Audience: Does it apply to sutra and tantra?
Audience: Last night when the couple was talking about the men incarcerated and that there’s this feeling in a lot of our world that people cannot change, so why bother punishment and not changing— The whole idea that we cannot change… Is that part of the wrong view of absolutism or is it just the wrong view of things being truly existent?
VTC: Okay. So when we were at a discussion last night about prison work and somebody was saying that so many people have the view that human beings can’t change. So which part of the wrong— Is that absolutism, is it nihilism?
It seems to me that wrong view is part of absolutism because it’s saying there are these inherently existent people with inherently existent personalities and it’s all there and it can’t change. It’s truly existent. You are a truly existent corrupt person. And if that were true then it’s true, we don’t need religion because it’s impossible to change. Why do anything if we’re permanent?
Because the reasoning is: if things are truly existent then they’re permanent. But our experience is that things are impermanent. So things cannot be impermanent and also be truly existent.
Audience: Because it’s interesting that we have that view accepting impermanence in certain agreeable societal levels, but when it gets down to biases that we have in relationship to each other then it becomes a permanent situation, it’s not changing…
VTC: Well, even the whole way we do self-deprecation, you know, “I’m such an unworthy person…” That’s also falling to the view of true existence and absolutism. And the fact, like you said, that on one level “yes, yes, everything changes,” on the other level, “everything’s inherently existent…” This shows how completely confused we are. Yes? And how we don’t even notice our confusion.
Venerable Thubten Chodron

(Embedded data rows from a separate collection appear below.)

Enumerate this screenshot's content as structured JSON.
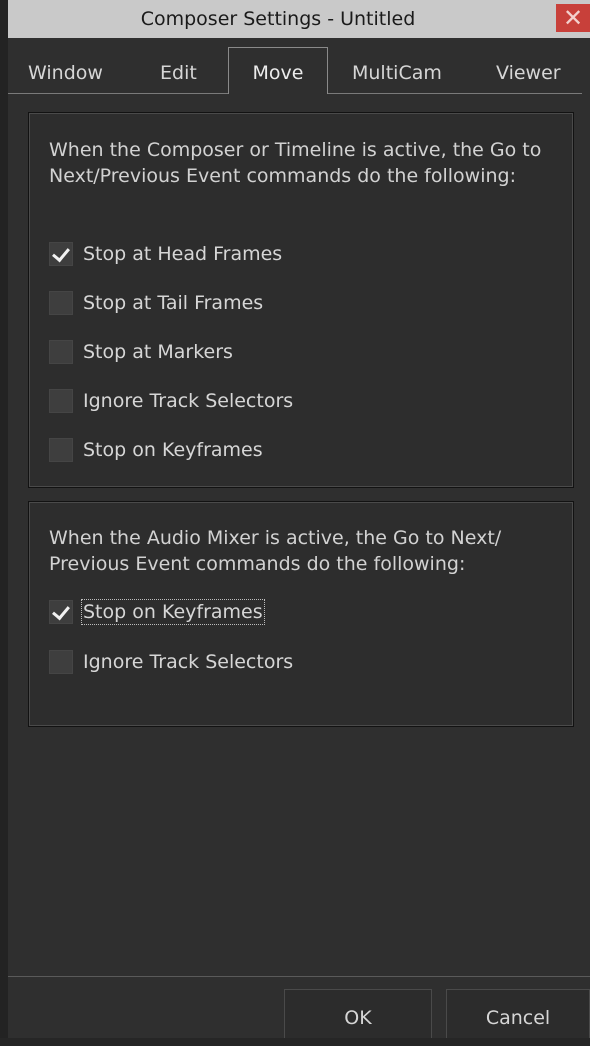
{
  "window": {
    "title": "Composer Settings - Untitled",
    "close_glyph": "✕"
  },
  "tabs": [
    {
      "label": "Window",
      "active": false
    },
    {
      "label": "Edit",
      "active": false
    },
    {
      "label": "Move",
      "active": true
    },
    {
      "label": "MultiCam",
      "active": false
    },
    {
      "label": "Viewer",
      "active": false
    }
  ],
  "composer_group": {
    "description": "When the Composer or Timeline is active, the Go to Next/Previous Event commands do the following:",
    "options": [
      {
        "label": "Stop at Head Frames",
        "checked": true
      },
      {
        "label": "Stop at Tail Frames",
        "checked": false
      },
      {
        "label": "Stop at Markers",
        "checked": false
      },
      {
        "label": "Ignore Track Selectors",
        "checked": false
      },
      {
        "label": "Stop on Keyframes",
        "checked": false
      }
    ]
  },
  "audio_group": {
    "description": "When the Audio Mixer is active, the Go to Next/ Previous Event commands do the following:",
    "options": [
      {
        "label": "Stop on Keyframes",
        "checked": true,
        "focused": true
      },
      {
        "label": "Ignore Track Selectors",
        "checked": false
      }
    ]
  },
  "buttons": {
    "ok_label": "OK",
    "cancel_label": "Cancel"
  },
  "colors": {
    "background": "#2f2f2f",
    "titlebar": "#c9c9c9",
    "close": "#c8403a"
  }
}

Venerable Chodron emphasizes the practical application of Buddha’s teachings in our daily lives and is especially skilled at explaining them in ways easily understood and practiced by Westerners. She is well known for her warm, humorous, and lucid teachings. She was ordained as a Buddhist nun in 1977 by Kyabje Ling Rinpoche in Dharamsala, India, and in 1986 she received bhikshuni (full) ordination in Taiwan. Read her full bio.